Half an hour in Waterstones has taught me that paperback book spines generally carry title, author and full publisher name, always read top to bottom, horizontal left to right. They also generally use flat fonts on the covers, whatever the style, and there’s a lot of curly fonts around the fiction department. And couldn’t find HG Wells anywhere in the obvious places, but ran out of time to look in the corners.
I’m finding the methodology (which is what this bit of the course is about I guess) is useful to get the ideas out. I’m also keen on learning how best to get the ideas out quickly – hence set 2 the glass jug version, which took half an hour start to finish. Also being able to pull in passing ideas like the reference to Red Sands, and current obsessions, like the Chen Qiulin video.
The bit that doesn’t sit easy is the whole thing about exploring options as obvious / radical creative – I don’t know why, I think it’s just semantics, I just don’t associate the word radical in that sort of way. Consequently spent a bit of time playing with the words and the idea of continuums, and came to no conclusions of course.

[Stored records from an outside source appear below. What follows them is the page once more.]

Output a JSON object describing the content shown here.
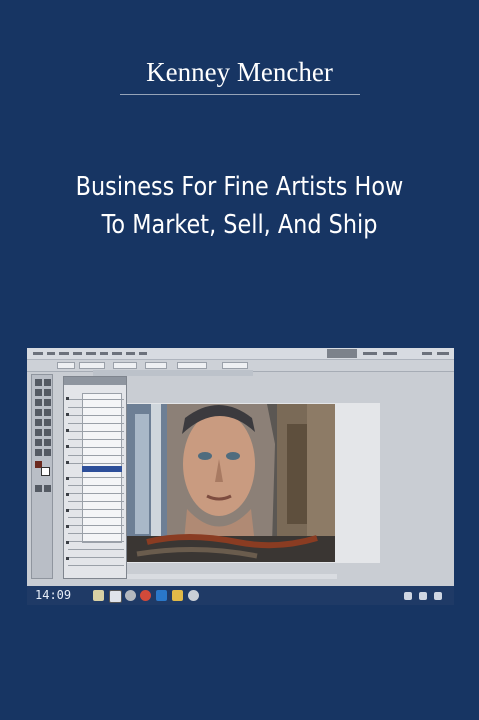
{
  "cover": {
    "author": "Kenney Mencher",
    "title_line1": "Business For Fine Artists How",
    "title_line2": "To Market, Sell, And Ship",
    "background_color": "#173563"
  },
  "screenshot": {
    "clock": "14:09"
  }
}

Anyway, I like working in threes as about the right number of options anyone can cope with, so reasonably happy I came out of it with one main option > the first set, and a couple of alternatives. I did have another idea in mind involving black and white newsprint type collage with bright bits, which I didn’t do anything with. And I really like this one!